I wish I could tell you I was good, and called him right away once I got to a pay phone, but I did not. I think I was still in shock, and I was dead set on going to the sequoia grove that I simply headed straight there. Once I finally emerged, I began to get reception back, and thus a zillion messages hit my phone. My heart & stomach hit the floor. Crap!

(My digital camera had died at that point, so I only had a very small amount of images from the sequoia grove on film.)

After calling Zach back and assuring him I was fine (understandably he was stressed, and angry at me at the same time — he actually called Search and Rescue on me as well, who informed him that another man had been lost on that same trail, so it wasn’t just me!), I began to head home. Stressed and tired, I saw all sorts of crazy things on the way home. Every time I saw a tall shadow (like a building) alongside the freeway, I thought it was a cliff. I totally needed to get home and be in bed!

——–

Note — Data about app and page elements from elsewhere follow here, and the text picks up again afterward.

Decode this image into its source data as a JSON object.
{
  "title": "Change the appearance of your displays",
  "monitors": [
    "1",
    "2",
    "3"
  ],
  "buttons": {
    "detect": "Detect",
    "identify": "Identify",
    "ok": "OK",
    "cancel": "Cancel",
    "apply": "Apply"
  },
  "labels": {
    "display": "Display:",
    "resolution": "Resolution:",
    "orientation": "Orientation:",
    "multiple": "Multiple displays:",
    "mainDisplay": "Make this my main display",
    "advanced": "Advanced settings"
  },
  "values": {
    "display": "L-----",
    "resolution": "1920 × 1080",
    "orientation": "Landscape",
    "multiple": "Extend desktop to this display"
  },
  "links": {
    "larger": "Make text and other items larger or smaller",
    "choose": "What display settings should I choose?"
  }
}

Even with all the crazy, all the getting lost, and the snow, I am so glad I took this trip. It was a large growth experience for me, seeing as it was the moment where I truly began to hear my Voice. As an artist, and a person, this is something I am constantly trying to hear and understand, especially in a society where everyone else is proclaiming their opinions on the internet. It’s hard to hear what you truly think, when you can’t help but hear the noise of other people’s voices. And I heard it best when I was alone, not under the influence of anyone else. Now that I’m back in the regular hum of life, it still gets difficult to hear, but I am always constantly striving to listen to it, especially when I am creating & taking photos. That intuition that tells me yes, or no. It guides me not only in my art, but my everyday life, and I know that as I grow as a person, that voice will not only get louder, but so much stronger. :)

 

I sat here for some time, trying to figure out what to write about this session. Not because I had nothing to say, but because I wasn’t sure how to formulate my thoughts into a cohesive manner. I could tell you about what a beautiful dancer Tara is (because she is), or I could tell you about my obsession with ballerinas and pointe shoes (give me a camera and put me in front of a ballerina and I’ll be irrationally happy).

Or I could talk about how these images were a lot of things for me.

Growth, because this was the first time I shot a dance session 90% on film. I learned so much doing this session, about the technique of photographing a dancer like this as well as how I want to approach sessions like this in the future.

And this isn’t like my Movement sessions — this was something else entirely.

This was a small seed, planted in the dirt of an idea, about capturing the beauty of a dancer. I started first with Tiffany’s session (a full blog of which is forthcoming) & Tara’s is my second. When I start projects like this, or have ideas, they usually don’t solidify until I’ve gone through and put myself in the thick of it. Had trials and errors. Experienced and seen what I truly wanted.

To be honest, this idea is still a bit like vapors to me. Capturing the beauty of a dancer? Isn’t that supposedly what photographers are supposed to do anyway? Am I offering anything truly new to the dance photography world? I want to believe I am. Deep down, I know I am.

My voice will solidify as I go, my images will hold meaning and beauty in the way that I want them to. It’ll all come in time. Right now, all I can do is create.

Styling: Susan Yee